Tuesday, April 28, 2015

Expecting death, Gabe prepares for life

By Megan Jones

Luke Terrell tells his friend Gabe Weil’s story like this:

By the time he reached his mid-20s, Gabe (above second from right) thought he only had a few more years to live. Diagnosed with Duchenne muscular dystrophy in his childhood, the St. Louis resident had always been told that he could expect to live until the age of 25—if he was lucky. By 10, he needed a wheelchair for mobility. And when he hit his teens, his physical state had deteriorated so drastically he needed help from a full-time caregiver.

Gabe set large, short-term goals. In December of 2013, he graduated with a degree in psychology from Washington University (where he had met Luke two years before). The accomplishment was bittersweet: getting a degree had been a life goal for Gabe. But at 25, he and his family knew the clock was ticking.

Then, at a doctor’s appointment that same month, everything changed. Sitting in a small medical office, Gabe and his mother, Josephine, watched as the doctor examined Gabe’s feet. The doctor mumbled to himself. He paused. He mumbled again. Josephine asked him to repeat himself.

“I said I don’t think Gabe had Duchenne’s,” the doctor explained.

In the months that followed, many doctors performed countless tests to try to determine a new diagnosis. They never settled on one for certain, but something became clear: Gabe Weil was going to live far longer than expected. In fact, his life-expectancy had doubled, doctors said. Suddenly, he needed to plan for a life he never imagined he’d have.

Today, Gabe, 27, is the main character in
a documentary that Luke, 23 (above photo, second from left), is directing about his friend. The film, named after its subject, captures Gabe’s transition as he reimagines his life from scratch, and tries to set the long-term goals he never thought he’d need. 


Luke met Gabe when he began working as his tutor at Washington University in 2011. At the time, both men were completing degrees in psychology. Luke had worked with adults with muscular dystrophy in high school, and teamed up with Gabe on a volunteer basis.

“Initially, I went into the relationship thinking that we wouldn't necessarily have a lot of common ground,” he says.

But that soon changed. One day, after Luke had helped facilitate a test, he asked Gabe how he thought it had gone. “He said, ‘Dude, I don't want to talk about it. Let’s take a shot,’” Luke says.

That broke the ice. 

“I didn’t even think he drank,”  Luke says. “But all of a sudden he became real and relatable to me,” Luke says. “I realized he had interests, passions, hobbies and dreams just like me and all my friends did.” It was small, surprising moments like these that made Luke want to share Gabe’s story through film.
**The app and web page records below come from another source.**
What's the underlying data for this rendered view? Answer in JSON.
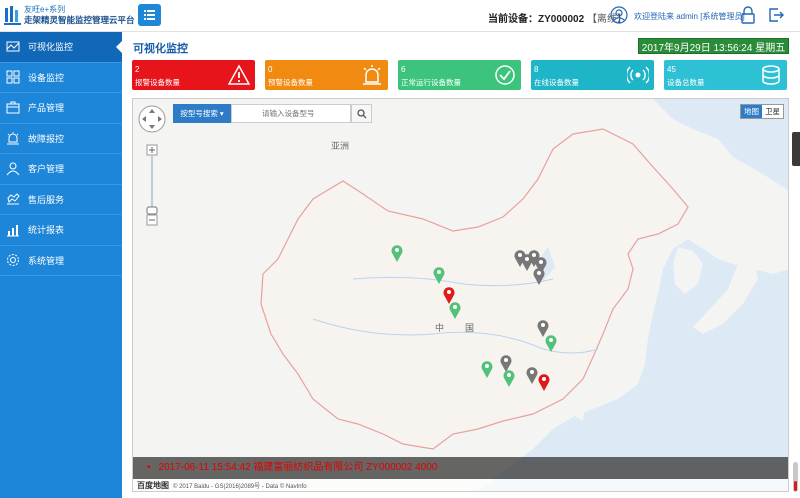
{
  "header": {
    "brand_line1": "友旺e+系列",
    "brand_line2": "走架精灵智能监控管理云平台",
    "device_label": "当前设备：ZY000002",
    "device_status": "【离线】",
    "welcome": "欢迎登陆来 admin [系统管理员]"
  },
  "sidebar": {
    "items": [
      {
        "label": "可视化监控",
        "icon": "monitor-icon",
        "active": true
      },
      {
        "label": "设备监控",
        "icon": "device-grid-icon"
      },
      {
        "label": "产品管理",
        "icon": "product-icon"
      },
      {
        "label": "故障报控",
        "icon": "alarm-icon"
      },
      {
        "label": "客户管理",
        "icon": "person-icon"
      },
      {
        "label": "售后服务",
        "icon": "service-icon"
      },
      {
        "label": "统计报表",
        "icon": "chart-icon"
      },
      {
        "label": "系统管理",
        "icon": "settings-icon"
      }
    ]
  },
  "main": {
    "title": "可视化监控",
    "clock": "2017年9月29日  13:56:24 星期五",
    "cards": [
      {
        "count": "2",
        "label": "报警设备数量",
        "color": "#e8141c",
        "icon": "warning-icon"
      },
      {
        "count": "0",
        "label": "预警设备数量",
        "color": "#f08a10",
        "icon": "siren-icon"
      },
      {
        "count": "6",
        "label": "正常运行设备数量",
        "color": "#3cc47c",
        "icon": "check-circle-icon"
      },
      {
        "count": "8",
        "label": "在线设备数量",
        "color": "#1fb5c9",
        "icon": "signal-icon"
      },
      {
        "count": "45",
        "label": "设备总数量",
        "color": "#2ec0d4",
        "icon": "database-icon"
      }
    ]
  },
  "map": {
    "search_type": "按型号搜索",
    "search_placeholder": "请输入设备型号",
    "type_map": "地图",
    "type_satellite": "卫星",
    "region_label": "亚洲",
    "country_label_1": "中",
    "country_label_2": "国",
    "ticker": "2017-06-11 15:54:42 福建富丽纺织品有限公司 ZY000002 4000",
    "copyright_brand": "百度地图",
    "copyright": "© 2017 Baidu - GS(2016)2089号 - Data © NavInfo"
  }
}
As their friendship grew, Luke noticed many only considered Gabe at a surface level. They saw him as the “disabled guy” who they couldn't relate to. With the documentary, the director hoped to break some of those stereotypes about young adults with disabilities.

“There’s this tendency to see people with obvious physical disabilities and immediately dehumanize them. I’ve seen people talk to Gabe in a baby voice,” Luke says.
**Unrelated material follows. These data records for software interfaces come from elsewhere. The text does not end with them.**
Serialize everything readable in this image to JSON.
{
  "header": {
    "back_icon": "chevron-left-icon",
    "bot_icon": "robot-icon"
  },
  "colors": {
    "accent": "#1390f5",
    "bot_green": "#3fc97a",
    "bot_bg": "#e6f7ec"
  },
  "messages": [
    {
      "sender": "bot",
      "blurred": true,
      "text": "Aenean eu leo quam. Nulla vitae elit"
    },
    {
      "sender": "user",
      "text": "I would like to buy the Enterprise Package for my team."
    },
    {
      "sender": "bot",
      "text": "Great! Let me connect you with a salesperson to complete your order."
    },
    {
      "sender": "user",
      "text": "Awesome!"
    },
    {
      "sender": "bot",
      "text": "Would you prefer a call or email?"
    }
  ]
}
But Luke knew him as someone multi-faceted: Gabe was a foodie who loved going to concerts and listening to new bands. “I wanted to show the impact Gabe had had on me. I wanted to show that he is a bright young man.”

So far, they’ve been working on the film for a year. Prior to beginning the documentary, Luke had directed and produced a number of shorts. But this is his first foray into feature film making.

It hasn’t been without its challenges. Gabe’s muscular dystrophy causes him to speak slower and less clearly than most. Occasionally he needs to take breaks to use a breathing machine. Obstacles like these have slowed the filming process at times.

But they’ve also added to the film. Luke explains that since Gabe has to rely on others to do most daily tasks for him, he’s used to having to be a great communicator. Gabe’s patience and his ability to speak so candidly about his wants and needs make him a compelling subject to film.

Making the movie has also been transformative for Gabe. Being filmed and interviewed forced him to reflect on his muscular dystrophy, and the way the condition has affected multiple facets of his life.

“I’ve seen him become much more vocal about his feelings towards others, about how appreciative he is of his life,” Luke says. “I think it’s helped him come to terms with his identity.”

Luke hopes that audiences will get as much out of watching the film as he and his friend have gotten out of making it, and that viewers will find inspiration in Gabe’s unique perspective on life, whether or not they’ve previously spent time around people with disabilities.

The director describes a night, during the filming process, where he and Gabe were out to dinner. Gabe’s right arm had fallen asleep, and Luke was holding it up for him to try to restore feeling. At one point, Luke jokingly brought it down to rest on his shoulder so that Gabe’s arm was around him. Gabe paused, then excitedly told Luke he’d never put his arm around someone before. “This is so cool,” he said. “Can we do this again from time to time? Is that weird?”

“That was such a Gabe moment,” Luke laughs. “He finds the extraordinary in these moments we take for granted. There’s a lot of strength and power in Gabe’s voice.”
GABE is slated for release in fall 2015. Check out the trailer.